Whenever a line carries the word "name", pull it out of the entries.

_Dataset entries_
▼

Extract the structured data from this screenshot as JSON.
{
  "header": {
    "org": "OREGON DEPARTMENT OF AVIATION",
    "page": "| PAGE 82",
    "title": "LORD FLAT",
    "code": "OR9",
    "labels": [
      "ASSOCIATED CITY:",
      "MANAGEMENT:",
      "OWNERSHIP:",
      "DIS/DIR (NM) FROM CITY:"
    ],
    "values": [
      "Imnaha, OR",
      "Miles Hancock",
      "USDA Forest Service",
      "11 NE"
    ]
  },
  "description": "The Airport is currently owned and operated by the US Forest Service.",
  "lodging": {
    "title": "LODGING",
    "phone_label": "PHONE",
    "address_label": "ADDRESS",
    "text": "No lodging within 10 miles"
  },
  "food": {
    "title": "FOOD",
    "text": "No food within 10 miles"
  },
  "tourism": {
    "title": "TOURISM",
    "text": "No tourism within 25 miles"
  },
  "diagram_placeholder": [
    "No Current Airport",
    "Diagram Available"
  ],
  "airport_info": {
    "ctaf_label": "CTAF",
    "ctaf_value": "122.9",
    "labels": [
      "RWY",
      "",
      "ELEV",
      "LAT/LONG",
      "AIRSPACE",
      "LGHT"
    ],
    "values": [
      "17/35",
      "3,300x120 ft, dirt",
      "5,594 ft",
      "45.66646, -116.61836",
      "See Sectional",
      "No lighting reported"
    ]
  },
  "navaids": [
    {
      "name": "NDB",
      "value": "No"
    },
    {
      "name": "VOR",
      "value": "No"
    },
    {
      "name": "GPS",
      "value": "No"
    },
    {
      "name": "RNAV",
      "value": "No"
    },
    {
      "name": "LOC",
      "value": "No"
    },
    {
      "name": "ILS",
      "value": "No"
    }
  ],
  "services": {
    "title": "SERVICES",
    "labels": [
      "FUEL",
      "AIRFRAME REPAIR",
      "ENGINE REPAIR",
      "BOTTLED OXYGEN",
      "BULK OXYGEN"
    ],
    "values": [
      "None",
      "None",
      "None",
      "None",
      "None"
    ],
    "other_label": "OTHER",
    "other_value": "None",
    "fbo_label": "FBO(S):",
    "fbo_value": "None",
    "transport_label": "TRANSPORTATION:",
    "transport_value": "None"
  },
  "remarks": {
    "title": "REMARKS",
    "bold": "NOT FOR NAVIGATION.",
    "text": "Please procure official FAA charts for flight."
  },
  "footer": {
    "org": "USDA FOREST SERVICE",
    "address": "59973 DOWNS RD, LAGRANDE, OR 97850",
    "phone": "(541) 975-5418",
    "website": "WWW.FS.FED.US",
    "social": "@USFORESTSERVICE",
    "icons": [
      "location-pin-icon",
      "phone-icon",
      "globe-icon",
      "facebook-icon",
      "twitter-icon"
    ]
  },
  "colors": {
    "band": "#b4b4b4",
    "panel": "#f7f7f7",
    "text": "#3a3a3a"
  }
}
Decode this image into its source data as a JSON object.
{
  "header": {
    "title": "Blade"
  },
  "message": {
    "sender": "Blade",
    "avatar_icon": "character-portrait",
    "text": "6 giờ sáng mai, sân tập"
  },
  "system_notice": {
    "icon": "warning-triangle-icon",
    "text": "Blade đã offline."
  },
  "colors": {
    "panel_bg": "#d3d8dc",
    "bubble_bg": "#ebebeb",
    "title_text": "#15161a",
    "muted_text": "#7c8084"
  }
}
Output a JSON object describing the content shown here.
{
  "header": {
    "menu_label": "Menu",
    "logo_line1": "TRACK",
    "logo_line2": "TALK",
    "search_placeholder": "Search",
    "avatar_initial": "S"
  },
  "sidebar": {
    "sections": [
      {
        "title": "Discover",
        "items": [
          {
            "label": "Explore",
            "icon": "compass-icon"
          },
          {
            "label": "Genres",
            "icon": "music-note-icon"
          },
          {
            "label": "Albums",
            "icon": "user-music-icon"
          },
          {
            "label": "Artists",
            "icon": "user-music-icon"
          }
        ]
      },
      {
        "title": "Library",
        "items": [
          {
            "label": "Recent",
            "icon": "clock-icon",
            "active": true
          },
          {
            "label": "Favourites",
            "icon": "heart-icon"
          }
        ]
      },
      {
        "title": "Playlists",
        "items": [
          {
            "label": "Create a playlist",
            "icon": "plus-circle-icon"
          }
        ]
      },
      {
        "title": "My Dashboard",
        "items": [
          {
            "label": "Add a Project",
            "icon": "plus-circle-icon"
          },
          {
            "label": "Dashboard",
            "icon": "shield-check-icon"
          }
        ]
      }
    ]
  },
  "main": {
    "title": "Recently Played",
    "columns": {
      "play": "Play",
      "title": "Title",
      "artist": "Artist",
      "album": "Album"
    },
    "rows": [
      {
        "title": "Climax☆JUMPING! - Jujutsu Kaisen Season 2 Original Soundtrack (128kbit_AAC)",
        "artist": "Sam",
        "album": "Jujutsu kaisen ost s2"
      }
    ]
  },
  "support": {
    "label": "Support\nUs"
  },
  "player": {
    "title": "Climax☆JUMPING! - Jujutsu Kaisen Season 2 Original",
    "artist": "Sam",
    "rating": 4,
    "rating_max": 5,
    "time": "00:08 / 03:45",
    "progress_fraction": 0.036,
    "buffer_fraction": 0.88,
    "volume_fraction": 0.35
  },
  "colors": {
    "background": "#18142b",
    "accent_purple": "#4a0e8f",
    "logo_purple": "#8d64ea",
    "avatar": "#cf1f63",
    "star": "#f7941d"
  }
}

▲

_Result_
      "name": "NDB",
      "name": "VOR",
      "name": "GPS",
      "name": "RNAV",
      "name": "LOC",
      "name": "ILS",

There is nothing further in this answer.